Throughout “The Princess Bride,” the author interjects with comments, as though this is a book he didn’t write. In fact, he says the story was actually written by someone named S. Morgenstern and claims he simply abridged it into the “good parts version.” This is a bit confusing, and some (like me) might not catch on to the fact that there is no S. Morgenstern until someone kindly points out that it’s just one of Goldman’s literary devices.
At the beginning of the novel, Buttercup is a normal young woman living with her parents. She’s in the world’s top twenty most beautiful women, loves riding her horse and makes fun of the stable boy, Wesley. That is, until the countess comes onto her family’s property and flirts with him, throwing Buttercup into a jealous rage.
She decides to confess her love for Wesley because she simply cannot live with the thought of him being with the countess. At her admission, he says nothing and simply shuts the door in her face. The next morning, however, Wesley comes to Buttercup, finally admits his reciprocal love for her and tells her he must leave immediately to find fortune in America.
When Buttercup later hears of Wesley’s death at sea, she locks herself in her room for days on end, speaking to no one and ultimately swearing to never love another man for as long as she lives. Her profound loss turns her into the most beautiful woman in the world, thus highly sought-after.
Meanwhile, as the king’s health declines, the prince realizes he needs to take a wife in order to rule the kingdom after his father’s death. Because she is so striking, he settles on Buttercup, who, faced with the prince’s ultimatum of marriage or death, accepts the proposal but tells the prince she will never love him. He says their partnership needn’t have anything to do with love, and she moves to the kingdom.
During a ceremony where she is introduced to the common people as their next princess, Buttercup walks among the crowd. Three men, Fezzik, Inigo and Vizzini, kidnap her. On their journey, they are stopped by a man in black who outdoes them one by one, taking Buttercup for his own.

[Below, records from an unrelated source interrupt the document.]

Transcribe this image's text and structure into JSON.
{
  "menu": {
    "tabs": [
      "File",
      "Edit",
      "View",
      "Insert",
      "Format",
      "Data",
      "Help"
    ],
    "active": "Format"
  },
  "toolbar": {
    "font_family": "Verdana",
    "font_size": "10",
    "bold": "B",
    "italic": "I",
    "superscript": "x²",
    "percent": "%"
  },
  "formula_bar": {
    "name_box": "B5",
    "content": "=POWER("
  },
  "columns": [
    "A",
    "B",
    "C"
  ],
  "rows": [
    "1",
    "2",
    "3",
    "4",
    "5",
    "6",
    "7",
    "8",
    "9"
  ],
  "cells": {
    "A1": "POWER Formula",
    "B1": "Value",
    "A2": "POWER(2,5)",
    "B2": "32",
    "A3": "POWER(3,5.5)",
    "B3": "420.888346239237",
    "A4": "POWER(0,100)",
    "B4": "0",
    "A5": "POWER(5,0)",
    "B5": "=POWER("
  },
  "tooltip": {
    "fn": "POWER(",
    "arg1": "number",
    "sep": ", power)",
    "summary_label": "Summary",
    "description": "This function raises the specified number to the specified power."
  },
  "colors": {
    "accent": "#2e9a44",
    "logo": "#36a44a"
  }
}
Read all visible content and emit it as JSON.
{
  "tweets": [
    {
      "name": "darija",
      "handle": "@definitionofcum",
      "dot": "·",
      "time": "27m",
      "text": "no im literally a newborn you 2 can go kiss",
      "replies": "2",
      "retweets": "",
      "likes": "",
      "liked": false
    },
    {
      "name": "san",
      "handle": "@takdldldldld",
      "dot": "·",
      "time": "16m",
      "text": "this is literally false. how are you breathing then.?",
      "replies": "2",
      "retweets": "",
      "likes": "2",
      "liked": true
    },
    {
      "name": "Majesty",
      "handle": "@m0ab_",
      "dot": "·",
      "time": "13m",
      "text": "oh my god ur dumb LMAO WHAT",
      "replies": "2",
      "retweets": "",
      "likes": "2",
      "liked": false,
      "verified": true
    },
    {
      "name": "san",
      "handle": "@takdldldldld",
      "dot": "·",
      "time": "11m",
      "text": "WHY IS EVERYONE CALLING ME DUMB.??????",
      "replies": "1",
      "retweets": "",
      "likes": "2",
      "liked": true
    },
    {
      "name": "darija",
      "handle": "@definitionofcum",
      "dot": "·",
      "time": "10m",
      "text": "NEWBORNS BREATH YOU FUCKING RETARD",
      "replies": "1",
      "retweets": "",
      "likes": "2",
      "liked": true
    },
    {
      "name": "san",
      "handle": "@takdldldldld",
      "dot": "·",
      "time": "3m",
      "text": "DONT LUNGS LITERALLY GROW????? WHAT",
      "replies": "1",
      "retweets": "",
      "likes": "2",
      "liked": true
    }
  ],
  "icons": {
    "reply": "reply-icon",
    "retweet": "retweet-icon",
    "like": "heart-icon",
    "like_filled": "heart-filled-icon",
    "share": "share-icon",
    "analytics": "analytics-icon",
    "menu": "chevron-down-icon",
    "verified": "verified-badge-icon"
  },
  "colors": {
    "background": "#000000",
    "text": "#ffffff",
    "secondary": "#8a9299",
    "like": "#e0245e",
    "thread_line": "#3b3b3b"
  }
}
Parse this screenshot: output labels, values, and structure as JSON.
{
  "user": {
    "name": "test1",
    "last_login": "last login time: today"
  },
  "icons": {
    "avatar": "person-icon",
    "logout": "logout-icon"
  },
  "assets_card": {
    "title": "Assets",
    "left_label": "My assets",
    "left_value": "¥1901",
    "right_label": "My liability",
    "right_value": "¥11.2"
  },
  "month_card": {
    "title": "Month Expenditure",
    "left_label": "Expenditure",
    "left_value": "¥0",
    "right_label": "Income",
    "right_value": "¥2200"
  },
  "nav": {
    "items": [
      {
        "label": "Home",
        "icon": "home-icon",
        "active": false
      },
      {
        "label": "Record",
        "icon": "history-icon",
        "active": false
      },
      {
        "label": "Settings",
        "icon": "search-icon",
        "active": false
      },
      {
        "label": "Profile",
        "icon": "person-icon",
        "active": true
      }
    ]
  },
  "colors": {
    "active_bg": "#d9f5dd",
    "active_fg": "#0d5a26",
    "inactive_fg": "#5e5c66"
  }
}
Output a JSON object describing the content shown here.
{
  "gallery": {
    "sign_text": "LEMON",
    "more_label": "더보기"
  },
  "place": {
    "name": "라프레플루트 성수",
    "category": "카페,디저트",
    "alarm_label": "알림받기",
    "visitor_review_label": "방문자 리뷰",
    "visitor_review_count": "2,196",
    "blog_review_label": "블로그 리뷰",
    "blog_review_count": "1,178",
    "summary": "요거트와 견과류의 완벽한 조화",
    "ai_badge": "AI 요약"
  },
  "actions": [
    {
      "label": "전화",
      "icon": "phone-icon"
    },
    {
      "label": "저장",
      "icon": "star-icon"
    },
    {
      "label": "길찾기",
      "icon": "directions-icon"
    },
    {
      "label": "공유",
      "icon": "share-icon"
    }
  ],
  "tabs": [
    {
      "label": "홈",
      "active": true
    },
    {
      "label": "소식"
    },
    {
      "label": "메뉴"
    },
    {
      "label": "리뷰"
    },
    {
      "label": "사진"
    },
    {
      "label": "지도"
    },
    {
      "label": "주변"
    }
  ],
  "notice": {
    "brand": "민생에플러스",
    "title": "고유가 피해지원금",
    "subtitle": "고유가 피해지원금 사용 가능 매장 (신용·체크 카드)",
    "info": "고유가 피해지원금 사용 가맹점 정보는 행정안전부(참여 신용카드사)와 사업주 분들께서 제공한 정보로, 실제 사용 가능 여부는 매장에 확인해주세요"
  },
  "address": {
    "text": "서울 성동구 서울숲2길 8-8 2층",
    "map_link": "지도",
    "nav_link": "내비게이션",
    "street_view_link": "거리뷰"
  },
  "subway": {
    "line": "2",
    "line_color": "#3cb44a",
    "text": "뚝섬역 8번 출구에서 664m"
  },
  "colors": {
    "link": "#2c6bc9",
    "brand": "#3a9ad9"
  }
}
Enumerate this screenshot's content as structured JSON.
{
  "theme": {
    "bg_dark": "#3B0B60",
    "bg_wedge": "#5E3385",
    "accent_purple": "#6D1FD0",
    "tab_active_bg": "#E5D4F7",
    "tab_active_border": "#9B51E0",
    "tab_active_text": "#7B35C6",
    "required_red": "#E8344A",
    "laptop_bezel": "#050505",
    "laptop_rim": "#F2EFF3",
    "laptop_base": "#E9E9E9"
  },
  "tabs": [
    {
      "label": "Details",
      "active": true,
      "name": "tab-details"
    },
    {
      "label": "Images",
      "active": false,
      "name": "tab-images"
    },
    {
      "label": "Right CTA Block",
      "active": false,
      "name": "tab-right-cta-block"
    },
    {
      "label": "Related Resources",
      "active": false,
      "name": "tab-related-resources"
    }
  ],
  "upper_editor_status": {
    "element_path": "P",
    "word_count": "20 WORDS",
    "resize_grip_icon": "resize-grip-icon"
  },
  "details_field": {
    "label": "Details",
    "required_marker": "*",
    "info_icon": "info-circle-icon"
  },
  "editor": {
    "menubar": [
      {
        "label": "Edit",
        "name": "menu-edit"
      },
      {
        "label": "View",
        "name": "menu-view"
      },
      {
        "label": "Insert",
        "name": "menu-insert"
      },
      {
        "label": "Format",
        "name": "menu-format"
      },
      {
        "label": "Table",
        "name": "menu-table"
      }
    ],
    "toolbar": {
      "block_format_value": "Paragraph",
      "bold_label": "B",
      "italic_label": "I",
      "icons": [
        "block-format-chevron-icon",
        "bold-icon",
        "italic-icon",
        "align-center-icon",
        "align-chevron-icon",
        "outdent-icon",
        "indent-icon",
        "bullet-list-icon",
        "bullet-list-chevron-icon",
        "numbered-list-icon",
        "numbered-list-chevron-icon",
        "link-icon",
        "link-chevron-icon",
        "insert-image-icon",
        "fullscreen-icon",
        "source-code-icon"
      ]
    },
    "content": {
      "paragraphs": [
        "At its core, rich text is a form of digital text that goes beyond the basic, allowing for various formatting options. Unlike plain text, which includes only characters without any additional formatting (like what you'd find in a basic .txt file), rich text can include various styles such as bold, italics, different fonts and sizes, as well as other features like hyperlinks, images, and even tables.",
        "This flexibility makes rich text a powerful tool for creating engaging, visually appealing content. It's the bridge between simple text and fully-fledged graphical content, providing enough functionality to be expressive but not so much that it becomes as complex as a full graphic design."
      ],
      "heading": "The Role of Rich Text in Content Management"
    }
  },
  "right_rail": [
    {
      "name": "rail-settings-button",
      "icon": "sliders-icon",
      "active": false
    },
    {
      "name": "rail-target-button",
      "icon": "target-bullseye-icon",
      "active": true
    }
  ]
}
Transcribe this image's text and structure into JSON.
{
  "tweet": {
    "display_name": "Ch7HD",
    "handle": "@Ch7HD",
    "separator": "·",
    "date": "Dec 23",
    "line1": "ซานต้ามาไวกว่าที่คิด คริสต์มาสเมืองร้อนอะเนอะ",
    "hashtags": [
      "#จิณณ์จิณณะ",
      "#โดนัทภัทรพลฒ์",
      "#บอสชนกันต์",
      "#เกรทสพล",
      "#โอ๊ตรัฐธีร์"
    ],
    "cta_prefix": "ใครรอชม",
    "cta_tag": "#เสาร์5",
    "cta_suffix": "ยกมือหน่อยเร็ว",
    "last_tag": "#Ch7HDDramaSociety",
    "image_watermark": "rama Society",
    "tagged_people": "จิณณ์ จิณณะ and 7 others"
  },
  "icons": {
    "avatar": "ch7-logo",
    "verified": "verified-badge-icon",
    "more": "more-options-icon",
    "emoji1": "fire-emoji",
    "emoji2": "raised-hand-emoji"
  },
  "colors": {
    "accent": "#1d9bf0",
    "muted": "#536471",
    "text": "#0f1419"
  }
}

The prince, an excellent albeit cocky hunter, tracks down his soon-to-be bride and her kidnapper, trapping the latter in his five-level personal zoo, where he tortures and kills him with the help of his count.
Of the initial three kidnappers, only Fezzik and Inigo survived the man in black’s victory. Once they reunite without their leader, they find the man in black dead and take him to a miracle man who brings him back to life. Their mission is to defeat the prince and set the princess free.
“The Princess Bride” is hard to put down. Because of all the action and the forward-moving plot, it seems to fly by; it’s a true page-turner. Inevitably, one does have to take breaks from reading because of other obligations, but some of the chapters are so long it seems like there isn’t always a great stopping place, which is the only problem I had with this book.
Goodreads gives the novel a 4.3/5 stars, while Amazon rates it at 4.7. I have to agree with Amazon on this one. “The Princess Bride” might very well be one of the most captivating books I’ve ever encountered, and it’s great fun to read aloud.
To find out the identity of the man in black, to see if Buttercup ever escapes the prince or just to compare the book to the movie you’ve probably already seen, read “The Princess Bride” by William Goldman (not S. Morgenstern).